— Material for the task —
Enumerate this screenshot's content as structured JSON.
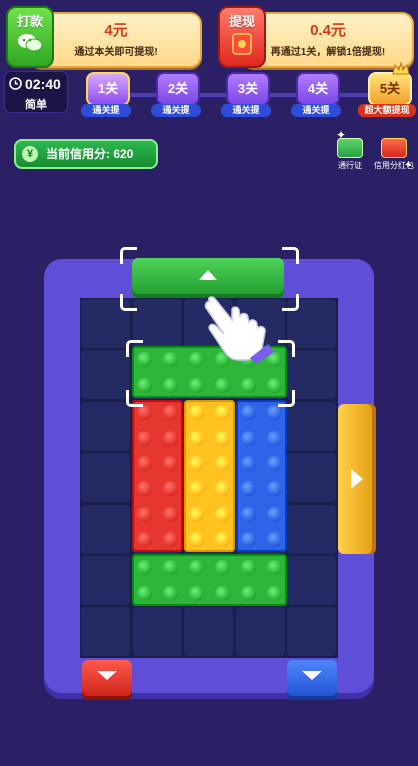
{
  "top_left": {
    "badge_label": "打款",
    "amount": "4元",
    "description": "通过本关即可提现!"
  },
  "top_right": {
    "badge_label": "提现",
    "amount": "0.4元",
    "description": "再通过1关，解锁1倍提现!"
  },
  "timer": {
    "time": "02:40",
    "difficulty": "简单"
  },
  "levels": [
    {
      "label": "1关",
      "sub": "通关提"
    },
    {
      "label": "2关",
      "sub": "通关提"
    },
    {
      "label": "3关",
      "sub": "通关提"
    },
    {
      "label": "4关",
      "sub": "通关提"
    },
    {
      "label": "5关",
      "sub": "超大额提现"
    }
  ],
  "credit": {
    "label": "当前信用分: 620"
  },
  "side_items": [
    {
      "label": "通行证",
      "icon": "pass-ticket-icon"
    },
    {
      "label": "信用分红包",
      "icon": "red-envelope-icon"
    }
  ],
  "board": {
    "rows": 7,
    "cols": 5,
    "blocks": [
      {
        "name": "green-block-top",
        "color": "#2fb53a",
        "rows": 1,
        "cols": 3
      },
      {
        "name": "red-block",
        "color": "#e5362f",
        "rows": 3,
        "cols": 1
      },
      {
        "name": "yellow-block",
        "color": "#ffc21f",
        "rows": 3,
        "cols": 1
      },
      {
        "name": "blue-block",
        "color": "#2f63e8",
        "rows": 3,
        "cols": 1
      },
      {
        "name": "green-block-bottom",
        "color": "#2fb53a",
        "rows": 1,
        "cols": 3
      }
    ],
    "doors": [
      {
        "name": "green-exit-door",
        "color": "#2fb53a",
        "direction": "up"
      },
      {
        "name": "yellow-exit-door",
        "color": "#f4b31a",
        "direction": "right"
      },
      {
        "name": "red-exit-door",
        "color": "#e5362f",
        "direction": "down"
      },
      {
        "name": "blue-exit-door",
        "color": "#2f63e8",
        "direction": "down"
      }
    ]
  },
  "colors": {
    "background": "#2b1f66",
    "board": "#5f4fd8",
    "accent": "#ffd84d"
  }
}
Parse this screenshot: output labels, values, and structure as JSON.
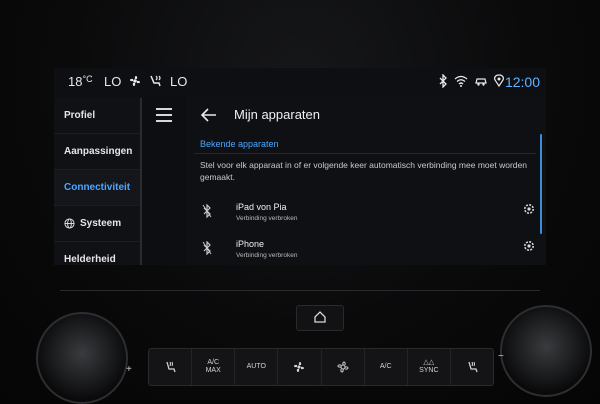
{
  "status_bar": {
    "temp": "18",
    "temp_unit": "°C",
    "fan_left": "LO",
    "fan_right": "LO",
    "time": "12:00"
  },
  "sidebar": {
    "items": [
      {
        "label": "Profiel"
      },
      {
        "label": "Aanpassingen"
      },
      {
        "label": "Connectiviteit"
      },
      {
        "label": "Systeem"
      },
      {
        "label": "Helderheid"
      }
    ]
  },
  "content": {
    "title": "Mijn apparaten",
    "section": "Bekende apparaten",
    "description": "Stel voor elk apparaat in of er volgende keer automatisch verbinding mee moet worden gemaakt.",
    "devices": [
      {
        "name": "iPad von Pia",
        "status": "Verbinding verbroken"
      },
      {
        "name": "iPhone",
        "status": "Verbinding verbroken"
      }
    ]
  },
  "console": {
    "plus": "+",
    "minus": "−",
    "buttons": [
      {
        "label": ""
      },
      {
        "label": "A/C\nMAX"
      },
      {
        "label": "AUTO"
      },
      {
        "label": ""
      },
      {
        "label": ""
      },
      {
        "label": "A/C"
      },
      {
        "label": "SYNC"
      },
      {
        "label": ""
      }
    ]
  },
  "colors": {
    "accent": "#4aa7ff",
    "time": "#5fb3ff"
  }
}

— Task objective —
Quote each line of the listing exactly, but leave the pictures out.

— Solution to this problem —
Enumerate this screenshot's content as structured JSON.
{
  "top_left": {
    "badge_label": "打款",
    "amount": "4元",
    "description": "通过本关即可提现!"
  },
  "top_right": {
    "badge_label": "提现",
    "amount": "0.4元",
    "description": "再通过1关，解锁1倍提现!"
  },
  "timer": {
    "time": "02:40",
    "difficulty": "简单"
  },
  "levels": [
    {
      "label": "1关",
      "sub": "通关提"
    },
    {
      "label": "2关",
      "sub": "通关提"
    },
    {
      "label": "3关",
      "sub": "通关提"
    },
    {
      "label": "4关",
      "sub": "通关提"
    },
    {
      "label": "5关",
      "sub": "超大额提现"
    }
  ],
  "credit": {
    "label": "当前信用分: 620"
  },
  "side_items": [
    {
      "label": "通行证",
      "icon": "pass-ticket-icon"
    },
    {
      "label": "信用分红包",
      "icon": "red-envelope-icon"
    }
  ],
  "board": {
    "rows": 7,
    "cols": 5,
    "blocks": [
      {
        "name": "green-block-top",
        "color": "#2fb53a",
        "rows": 1,
        "cols": 3
      },
      {
        "name": "red-block",
        "color": "#e5362f",
        "rows": 3,
        "cols": 1
      },
      {
        "name": "yellow-block",
        "color": "#ffc21f",
        "rows": 3,
        "cols": 1
      },
      {
        "name": "blue-block",
        "color": "#2f63e8",
        "rows": 3,
        "cols": 1
      },
      {
        "name": "green-block-bottom",
        "color": "#2fb53a",
        "rows": 1,
        "cols": 3
      }
    ],
    "doors": [
      {
        "name": "green-exit-door",
        "color": "#2fb53a",
        "direction": "up"
      },
      {
        "name": "yellow-exit-door",
        "color": "#f4b31a",
        "direction": "right"
      },
      {
        "name": "red-exit-door",
        "color": "#e5362f",
        "direction": "down"
      },
      {
        "name": "blue-exit-door",
        "color": "#2f63e8",
        "direction": "down"
      }
    ]
  },
  "colors": {
    "background": "#2b1f66",
    "board": "#5f4fd8",
    "accent": "#ffd84d"
  }
}
Parse this screenshot: output labels, values, and structure as JSON.
{
  "status_bar": {
    "temp": "18",
    "temp_unit": "°C",
    "fan_left": "LO",
    "fan_right": "LO",
    "time": "12:00"
  },
  "sidebar": {
    "items": [
      {
        "label": "Profiel"
      },
      {
        "label": "Aanpassingen"
      },
      {
        "label": "Connectiviteit"
      },
      {
        "label": "Systeem"
      },
      {
        "label": "Helderheid"
      }
    ]
  },
  "content": {
    "title": "Mijn apparaten",
    "section": "Bekende apparaten",
    "description": "Stel voor elk apparaat in of er volgende keer automatisch verbinding mee moet worden gemaakt.",
    "devices": [
      {
        "name": "iPad von Pia",
        "status": "Verbinding verbroken"
      },
      {
        "name": "iPhone",
        "status": "Verbinding verbroken"
      }
    ]
  },
  "console": {
    "plus": "+",
    "minus": "−",
    "buttons": [
      {
        "label": ""
      },
      {
        "label": "A/C\nMAX"
      },
      {
        "label": "AUTO"
      },
      {
        "label": ""
      },
      {
        "label": ""
      },
      {
        "label": "A/C"
      },
      {
        "label": "SYNC"
      },
      {
        "label": ""
      }
    ]
  },
  "colors": {
    "accent": "#4aa7ff",
    "time": "#5fb3ff"
  }
}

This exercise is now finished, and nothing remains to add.